Let $$I=[0,1]\times [0,1]$$ and $$E\subset \mathbb{R}^2,$$ be a set of zero Lebesgue measure. Is it true that $$\overline{I\setminus E}=I?$$

I guess that the counterexample will be some form space filling curve.

If the complement of $$E$$ is not dense in $$I$$, then $$E$$ contains some open rectangle, so it cannot be of measure zero.

• Okay $E^c$ should be dense in $I.$ But since $\overline{A\cap B}\subset \overline{A}\cap \overline{B}$ we get that $\overline{I\setminus E}\subset I$. How to show equality? Commented Jul 24, 2020 at 13:34
• The complement of $E$ in $I$ is $I\backslash E$. By definition, a subset of $I$ is dense in $I$ if and only if its closure coincides with $I$. This is how we show the equality $\overline{I\backslash E}=I$. Commented Jul 24, 2020 at 13:46
• So according to your answer we could replace $I$ by $A\times B$ where $A,B\subset \mathbb{R}$ are closed positive Lebesgue measure set. Isn't it? Commented Jul 24, 2020 at 16:12

Yes, it is true. Proving that $$\overline{I\setminus E}\subseteq I$$ is trivial.
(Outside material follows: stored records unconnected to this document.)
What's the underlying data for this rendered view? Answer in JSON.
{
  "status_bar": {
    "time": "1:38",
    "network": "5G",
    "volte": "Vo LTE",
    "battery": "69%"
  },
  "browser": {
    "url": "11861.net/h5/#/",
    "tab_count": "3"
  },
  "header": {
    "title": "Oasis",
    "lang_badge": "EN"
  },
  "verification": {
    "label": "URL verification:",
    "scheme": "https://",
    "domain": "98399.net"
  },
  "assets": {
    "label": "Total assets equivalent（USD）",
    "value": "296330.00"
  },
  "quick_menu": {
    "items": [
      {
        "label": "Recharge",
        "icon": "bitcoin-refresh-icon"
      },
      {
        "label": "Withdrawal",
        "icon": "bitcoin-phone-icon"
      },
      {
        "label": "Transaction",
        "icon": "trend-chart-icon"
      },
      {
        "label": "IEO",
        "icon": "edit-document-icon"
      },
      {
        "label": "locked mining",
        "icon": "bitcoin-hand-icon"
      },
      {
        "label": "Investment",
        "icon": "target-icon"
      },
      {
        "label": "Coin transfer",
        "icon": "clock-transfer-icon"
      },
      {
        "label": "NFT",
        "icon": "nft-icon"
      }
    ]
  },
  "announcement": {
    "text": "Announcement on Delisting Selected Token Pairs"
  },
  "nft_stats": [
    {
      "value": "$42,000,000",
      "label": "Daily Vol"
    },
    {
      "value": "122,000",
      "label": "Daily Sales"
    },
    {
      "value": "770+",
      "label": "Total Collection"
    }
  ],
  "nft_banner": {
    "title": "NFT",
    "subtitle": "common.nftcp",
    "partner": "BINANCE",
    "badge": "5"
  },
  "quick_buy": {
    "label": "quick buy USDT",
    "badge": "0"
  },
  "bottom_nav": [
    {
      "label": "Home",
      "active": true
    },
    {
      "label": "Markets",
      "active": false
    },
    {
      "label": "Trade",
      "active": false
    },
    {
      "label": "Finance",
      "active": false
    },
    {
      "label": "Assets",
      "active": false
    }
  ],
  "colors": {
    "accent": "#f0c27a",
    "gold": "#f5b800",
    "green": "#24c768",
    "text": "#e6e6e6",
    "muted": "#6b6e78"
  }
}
For proving $$I\subseteq\overline{I\setminus E}$$ let $$(x,y)\in I$$ and assume that $$(x,y)\notin\overline{I\setminus E}$$.

Then some open set $$U$$ must exist with $$(x,y)\in U$$ and $$U\cap(I\setminus E)=\varnothing$$ or equivalently $$U\cap I\subseteq E$$.

But $$U\cap I$$ has positive Lebesgue measure.

So this contradicts that $$E$$ is a set with Lebesgue measure zero and we conclude that our assumption must be wrong.

That means that $$(x,y)\in I$$ implies that $$(x,y)\in\overline{I\setminus E}$$ and we are ready.

• Since you are only using $U\cap I$ is a set of positive Lebesgue measure, this leads me to ask whether the above is true if $I=A\times B$, where $A, B \subset \mathbb{R}$ are closed and positive Lebesgue measure? Commented Jul 24, 2020 at 13:46
• In the original question, $I$ is the unit square, not the unit interval. Commented Jul 24, 2020 at 13:48
• @uniquesolution Indeed, and I (meant to) treat it as unit-square. Did I overlook something? Commented Jul 24, 2020 at 13:50
• It isn't clear why your are looking at intervals $(x,y)$ inside a two-dimensional set, where they have measure zero. Commented Jul 24, 2020 at 13:52
• @uniquesolution $(x,y)$ is not an interval in my answer but a point in $I$. Commented Jul 24, 2020 at 13:52